== TASK BRIEF ==
In your answer, print each of the records below exactly.

=== ENTRIES SUPPLIED ===

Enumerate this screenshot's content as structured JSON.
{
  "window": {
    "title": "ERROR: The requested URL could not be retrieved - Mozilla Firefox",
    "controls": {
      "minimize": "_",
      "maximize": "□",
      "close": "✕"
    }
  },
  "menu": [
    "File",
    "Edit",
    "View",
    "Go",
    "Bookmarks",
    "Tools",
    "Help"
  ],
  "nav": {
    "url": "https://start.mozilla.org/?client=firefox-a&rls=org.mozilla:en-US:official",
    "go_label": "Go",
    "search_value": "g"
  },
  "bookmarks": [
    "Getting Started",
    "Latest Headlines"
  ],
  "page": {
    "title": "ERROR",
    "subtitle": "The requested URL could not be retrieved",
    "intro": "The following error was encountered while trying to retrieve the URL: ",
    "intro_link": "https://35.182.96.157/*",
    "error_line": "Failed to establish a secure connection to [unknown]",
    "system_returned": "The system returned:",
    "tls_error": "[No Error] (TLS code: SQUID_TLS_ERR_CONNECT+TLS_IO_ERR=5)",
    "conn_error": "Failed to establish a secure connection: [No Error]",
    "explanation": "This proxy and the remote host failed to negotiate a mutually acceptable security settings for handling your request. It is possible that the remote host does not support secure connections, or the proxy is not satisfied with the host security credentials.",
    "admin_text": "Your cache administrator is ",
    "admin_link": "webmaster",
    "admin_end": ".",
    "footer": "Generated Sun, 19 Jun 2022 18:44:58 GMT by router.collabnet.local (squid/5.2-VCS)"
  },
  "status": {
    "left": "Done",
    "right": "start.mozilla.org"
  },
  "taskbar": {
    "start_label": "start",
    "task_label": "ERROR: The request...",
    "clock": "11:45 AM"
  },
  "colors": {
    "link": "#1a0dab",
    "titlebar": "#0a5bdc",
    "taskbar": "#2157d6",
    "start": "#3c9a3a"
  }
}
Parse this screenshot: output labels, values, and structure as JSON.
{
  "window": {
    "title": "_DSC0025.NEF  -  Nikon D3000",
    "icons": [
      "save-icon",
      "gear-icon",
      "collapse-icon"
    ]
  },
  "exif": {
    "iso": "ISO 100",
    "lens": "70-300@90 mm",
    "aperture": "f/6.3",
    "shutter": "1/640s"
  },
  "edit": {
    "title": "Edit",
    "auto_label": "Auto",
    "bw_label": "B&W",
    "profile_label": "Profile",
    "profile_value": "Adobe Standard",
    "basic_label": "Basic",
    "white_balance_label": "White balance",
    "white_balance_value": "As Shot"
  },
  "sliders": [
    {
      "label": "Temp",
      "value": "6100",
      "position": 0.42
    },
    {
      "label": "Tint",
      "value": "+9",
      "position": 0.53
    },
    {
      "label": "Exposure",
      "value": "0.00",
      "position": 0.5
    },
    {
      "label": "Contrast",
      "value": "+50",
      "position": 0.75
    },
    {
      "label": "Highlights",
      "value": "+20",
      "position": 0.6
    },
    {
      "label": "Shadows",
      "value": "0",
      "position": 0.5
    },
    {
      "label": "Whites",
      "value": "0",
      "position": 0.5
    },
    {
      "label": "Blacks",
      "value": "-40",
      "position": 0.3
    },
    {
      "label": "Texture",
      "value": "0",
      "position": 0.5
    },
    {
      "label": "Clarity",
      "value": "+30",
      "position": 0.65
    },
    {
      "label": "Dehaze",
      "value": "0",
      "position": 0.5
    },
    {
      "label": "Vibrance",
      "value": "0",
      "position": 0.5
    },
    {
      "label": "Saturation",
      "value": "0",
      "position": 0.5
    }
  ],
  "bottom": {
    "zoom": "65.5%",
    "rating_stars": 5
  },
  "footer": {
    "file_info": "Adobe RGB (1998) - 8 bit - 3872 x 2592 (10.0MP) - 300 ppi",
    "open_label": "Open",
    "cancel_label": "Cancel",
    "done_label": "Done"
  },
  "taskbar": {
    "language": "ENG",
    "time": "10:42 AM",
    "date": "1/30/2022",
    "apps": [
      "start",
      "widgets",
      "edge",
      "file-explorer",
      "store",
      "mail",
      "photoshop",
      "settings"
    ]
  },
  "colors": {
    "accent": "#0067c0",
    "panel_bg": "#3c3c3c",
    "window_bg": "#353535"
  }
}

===

== WRITTEN SOLUTION ==
Enumerate this screenshot's content as structured JSON.
{
  "window": {
    "title": "ERROR: The requested URL could not be retrieved - Mozilla Firefox",
    "controls": {
      "minimize": "_",
      "maximize": "□",
      "close": "✕"
    }
  },
  "menu": [
    "File",
    "Edit",
    "View",
    "Go",
    "Bookmarks",
    "Tools",
    "Help"
  ],
  "nav": {
    "url": "https://start.mozilla.org/?client=firefox-a&rls=org.mozilla:en-US:official",
    "go_label": "Go",
    "search_value": "g"
  },
  "bookmarks": [
    "Getting Started",
    "Latest Headlines"
  ],
  "page": {
    "title": "ERROR",
    "subtitle": "The requested URL could not be retrieved",
    "intro": "The following error was encountered while trying to retrieve the URL: ",
    "intro_link": "https://35.182.96.157/*",
    "error_line": "Failed to establish a secure connection to [unknown]",
    "system_returned": "The system returned:",
    "tls_error": "[No Error] (TLS code: SQUID_TLS_ERR_CONNECT+TLS_IO_ERR=5)",
    "conn_error": "Failed to establish a secure connection: [No Error]",
    "explanation": "This proxy and the remote host failed to negotiate a mutually acceptable security settings for handling your request. It is possible that the remote host does not support secure connections, or the proxy is not satisfied with the host security credentials.",
    "admin_text": "Your cache administrator is ",
    "admin_link": "webmaster",
    "admin_end": ".",
    "footer": "Generated Sun, 19 Jun 2022 18:44:58 GMT by router.collabnet.local (squid/5.2-VCS)"
  },
  "status": {
    "left": "Done",
    "right": "start.mozilla.org"
  },
  "taskbar": {
    "start_label": "start",
    "task_label": "ERROR: The request...",
    "clock": "11:45 AM"
  },
  "colors": {
    "link": "#1a0dab",
    "titlebar": "#0a5bdc",
    "taskbar": "#2157d6",
    "start": "#3c9a3a"
  }
}
Parse this screenshot: output labels, values, and structure as JSON.
{
  "window": {
    "title": "_DSC0025.NEF  -  Nikon D3000",
    "icons": [
      "save-icon",
      "gear-icon",
      "collapse-icon"
    ]
  },
  "exif": {
    "iso": "ISO 100",
    "lens": "70-300@90 mm",
    "aperture": "f/6.3",
    "shutter": "1/640s"
  },
  "edit": {
    "title": "Edit",
    "auto_label": "Auto",
    "bw_label": "B&W",
    "profile_label": "Profile",
    "profile_value": "Adobe Standard",
    "basic_label": "Basic",
    "white_balance_label": "White balance",
    "white_balance_value": "As Shot"
  },
  "sliders": [
    {
      "label": "Temp",
      "value": "6100",
      "position": 0.42
    },
    {
      "label": "Tint",
      "value": "+9",
      "position": 0.53
    },
    {
      "label": "Exposure",
      "value": "0.00",
      "position": 0.5
    },
    {
      "label": "Contrast",
      "value": "+50",
      "position": 0.75
    },
    {
      "label": "Highlights",
      "value": "+20",
      "position": 0.6
    },
    {
      "label": "Shadows",
      "value": "0",
      "position": 0.5
    },
    {
      "label": "Whites",
      "value": "0",
      "position": 0.5
    },
    {
      "label": "Blacks",
      "value": "-40",
      "position": 0.3
    },
    {
      "label": "Texture",
      "value": "0",
      "position": 0.5
    },
    {
      "label": "Clarity",
      "value": "+30",
      "position": 0.65
    },
    {
      "label": "Dehaze",
      "value": "0",
      "position": 0.5
    },
    {
      "label": "Vibrance",
      "value": "0",
      "position": 0.5
    },
    {
      "label": "Saturation",
      "value": "0",
      "position": 0.5
    }
  ],
  "bottom": {
    "zoom": "65.5%",
    "rating_stars": 5
  },
  "footer": {
    "file_info": "Adobe RGB (1998) - 8 bit - 3872 x 2592 (10.0MP) - 300 ppi",
    "open_label": "Open",
    "cancel_label": "Cancel",
    "done_label": "Done"
  },
  "taskbar": {
    "language": "ENG",
    "time": "10:42 AM",
    "date": "1/30/2022",
    "apps": [
      "start",
      "widgets",
      "edge",
      "file-explorer",
      "store",
      "mail",
      "photoshop",
      "settings"
    ]
  },
  "colors": {
    "accent": "#0067c0",
    "panel_bg": "#3c3c3c",
    "window_bg": "#353535"
  }
}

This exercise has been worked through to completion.